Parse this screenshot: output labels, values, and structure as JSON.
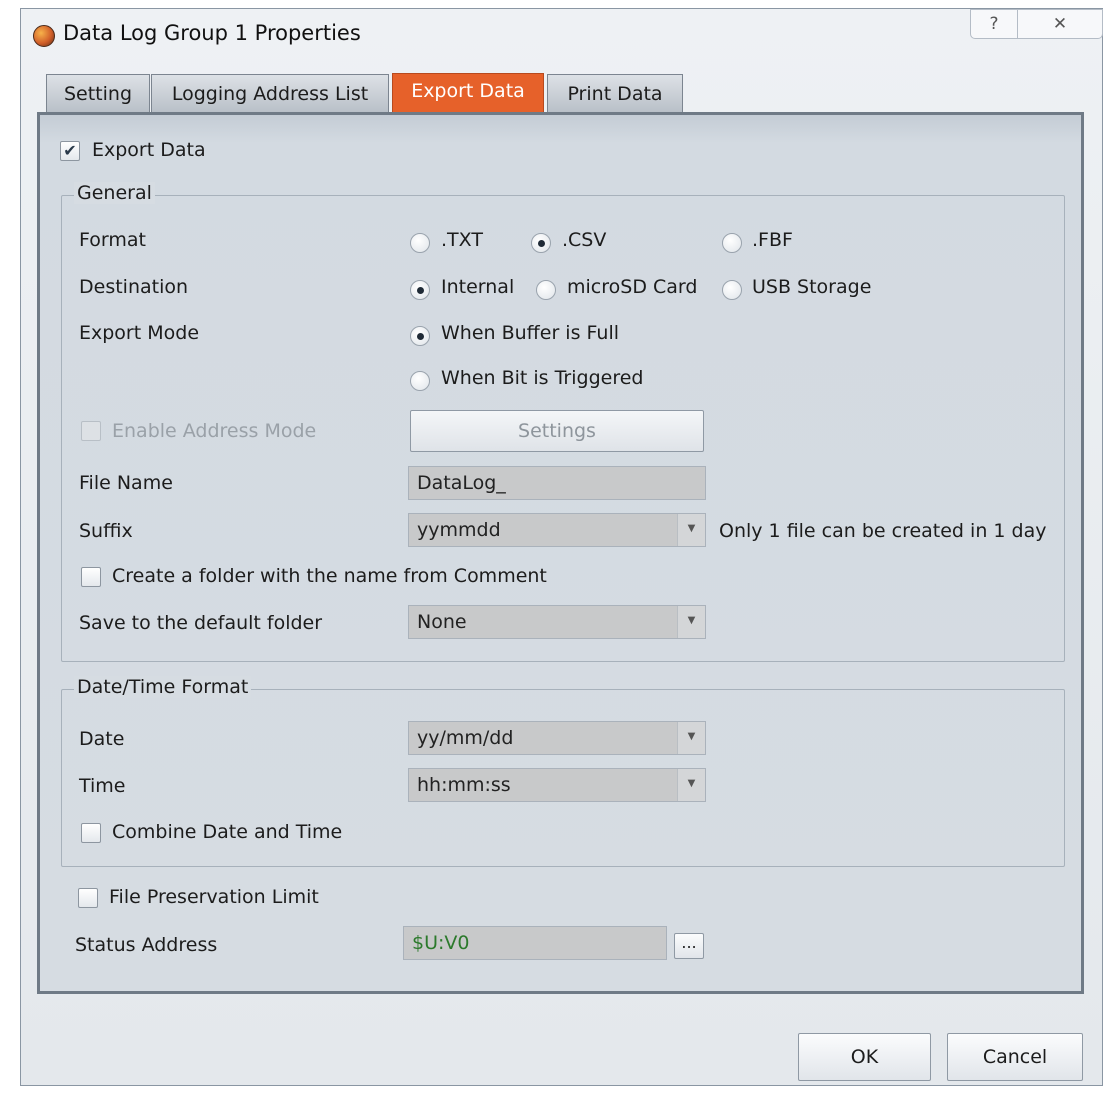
{
  "window": {
    "title": "Data Log Group 1 Properties",
    "help_glyph": "?",
    "close_glyph": "✕"
  },
  "tabs": [
    {
      "label": "Setting",
      "active": false
    },
    {
      "label": "Logging Address List",
      "active": false
    },
    {
      "label": "Export Data",
      "active": true
    },
    {
      "label": "Print Data",
      "active": false
    }
  ],
  "export_data": {
    "label": "Export Data",
    "checked": true
  },
  "general": {
    "title": "General",
    "format": {
      "label": "Format",
      "options": [
        ".TXT",
        ".CSV",
        ".FBF"
      ],
      "selected": ".CSV"
    },
    "destination": {
      "label": "Destination",
      "options": [
        "Internal",
        "microSD Card",
        "USB Storage"
      ],
      "selected": "Internal"
    },
    "export_mode": {
      "label": "Export Mode",
      "options": [
        "When Buffer is Full",
        "When Bit is Triggered"
      ],
      "selected": "When Buffer is Full"
    },
    "enable_address_mode": {
      "label": "Enable Address Mode",
      "checked": false,
      "disabled": true
    },
    "settings_button": "Settings",
    "file_name": {
      "label": "File Name",
      "value": "DataLog_"
    },
    "suffix": {
      "label": "Suffix",
      "value": "yymmdd",
      "note": "Only 1 file can be created in 1 day"
    },
    "create_folder": {
      "label": "Create a folder with the name from Comment",
      "checked": false
    },
    "default_folder": {
      "label": "Save to the default folder",
      "value": "None"
    }
  },
  "datetime": {
    "title": "Date/Time Format",
    "date": {
      "label": "Date",
      "value": "yy/mm/dd"
    },
    "time": {
      "label": "Time",
      "value": "hh:mm:ss"
    },
    "combine": {
      "label": "Combine Date and Time",
      "checked": false
    }
  },
  "file_preservation_limit": {
    "label": "File Preservation Limit",
    "checked": false
  },
  "status_address": {
    "label": "Status Address",
    "value": "$U:V0",
    "browse_label": "..."
  },
  "buttons": {
    "ok": "OK",
    "cancel": "Cancel"
  },
  "colors": {
    "active_tab": "#e6612a",
    "status_value": "#2c7a2c"
  },
  "icons": {
    "dropdown": "chevron-down-icon",
    "checkmark": "checkmark-icon"
  }
}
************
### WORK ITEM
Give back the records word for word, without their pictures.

### ANSWER TO THIS EXERCISE
Parse this screenshot: output labels, values, and structure as JSON.
{
  "window": {
    "title": "Data Log Group 1 Properties",
    "help_glyph": "?",
    "close_glyph": "✕"
  },
  "tabs": [
    {
      "label": "Setting",
      "active": false
    },
    {
      "label": "Logging Address List",
      "active": false
    },
    {
      "label": "Export Data",
      "active": true
    },
    {
      "label": "Print Data",
      "active": false
    }
  ],
  "export_data": {
    "label": "Export Data",
    "checked": true
  },
  "general": {
    "title": "General",
    "format": {
      "label": "Format",
      "options": [
        ".TXT",
        ".CSV",
        ".FBF"
      ],
      "selected": ".CSV"
    },
    "destination": {
      "label": "Destination",
      "options": [
        "Internal",
        "microSD Card",
        "USB Storage"
      ],
      "selected": "Internal"
    },
    "export_mode": {
      "label": "Export Mode",
      "options": [
        "When Buffer is Full",
        "When Bit is Triggered"
      ],
      "selected": "When Buffer is Full"
    },
    "enable_address_mode": {
      "label": "Enable Address Mode",
      "checked": false,
      "disabled": true
    },
    "settings_button": "Settings",
    "file_name": {
      "label": "File Name",
      "value": "DataLog_"
    },
    "suffix": {
      "label": "Suffix",
      "value": "yymmdd",
      "note": "Only 1 file can be created in 1 day"
    },
    "create_folder": {
      "label": "Create a folder with the name from Comment",
      "checked": false
    },
    "default_folder": {
      "label": "Save to the default folder",
      "value": "None"
    }
  },
  "datetime": {
    "title": "Date/Time Format",
    "date": {
      "label": "Date",
      "value": "yy/mm/dd"
    },
    "time": {
      "label": "Time",
      "value": "hh:mm:ss"
    },
    "combine": {
      "label": "Combine Date and Time",
      "checked": false
    }
  },
  "file_preservation_limit": {
    "label": "File Preservation Limit",
    "checked": false
  },
  "status_address": {
    "label": "Status Address",
    "value": "$U:V0",
    "browse_label": "..."
  },
  "buttons": {
    "ok": "OK",
    "cancel": "Cancel"
  },
  "colors": {
    "active_tab": "#e6612a",
    "status_value": "#2c7a2c"
  },
  "icons": {
    "dropdown": "chevron-down-icon",
    "checkmark": "checkmark-icon"
  }
}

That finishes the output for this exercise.